The raw error measures the distance between the weighted average of pollsters and the election results but also indicates the direction of that error. A positive error means that pollsters overvalued a given party, while a negative error indicates an undervaluation. PollsPosition calculations on nearly 800 polls in 15 elections. See our method for more details.
One point we often hear is that of the "shy voters", especially when it comes to the Front National (FN). Simply put, many voters would not dare to confess their FN preference to pollsters and would only reveal themselves on Election Day. If this were the case, we would observe a systematic undervaluation of the far right.
If you simply look at distribution of errors of all pollsters for every election, you notice that it is not the case. All parties combined, the average error is around 0, indicating that there is no bias in the market.
This is a good sign for the quality of French polls, but incites us to be cautious with our inferences: the error can go both ways and it is almost impossible to predict which way.
Distribution of raw errors for all pollsters, by party

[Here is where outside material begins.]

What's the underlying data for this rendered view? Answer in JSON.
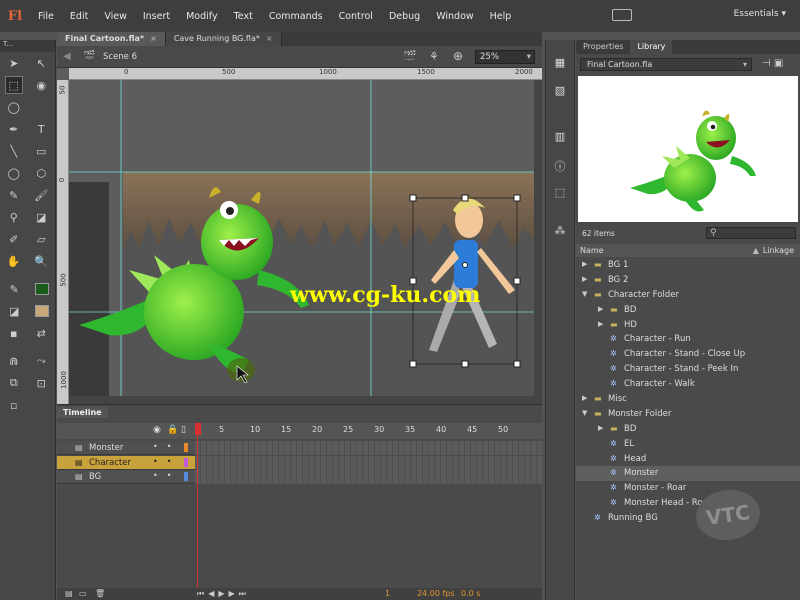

However, we can see that the left and the far right stand out: their distribution is wider than that of the other parties, which means that the errors are more fragmented. Why do pollsters find it harder to estimate these two parties? Perhaps their electorate is more volatile? This seems credible for the left, currently in deep reconstruction, and subject to shifting coalitions with the Green party, the center or the far left, depending on the type of election.
It is harder to believe for the National Front, whose electorate is extremely loyal . Perhaps are the misfires - real or imagined – of Western pollsters for populist candidates pushing French institutes to overcompensate, creating new errors but in the opposite direction?
The graph below shows that the current trend is to overvalue the FN after a period of undervaluation. In our database, over the last 5 elections, the FN has been overvalued 4 times. And the two biggest overvaluations took place during the last presidential and legislative elections - respectively 2.3 and 4.7 points. A trend we should keep in mind for Europeans elections, especially as pollsters are much less criticized when they overvalue the far right than when they undervalue it. In any case, this overvaluation makes it possible to firmly set aside the hypothesis of "shy voters" 1 .
Evolution of the raw error of all pollsters for the National Front and best fit line
In a nutshell, polls are not as bad as what the post-Brexit bashing suggested, but they are also not as good as what the first round of the 2017 French presidential election hinted. The public and the media must learn how to interpret polls probabilistically , keeping in mind a wide range of scenarios, in order to distinguish between a very close election and a real polling failure.
1 : Not only were there no Marine Le Pen shy voters, but there were also none for the FN - otherwise one would observe an overvaluation only during presidential elections.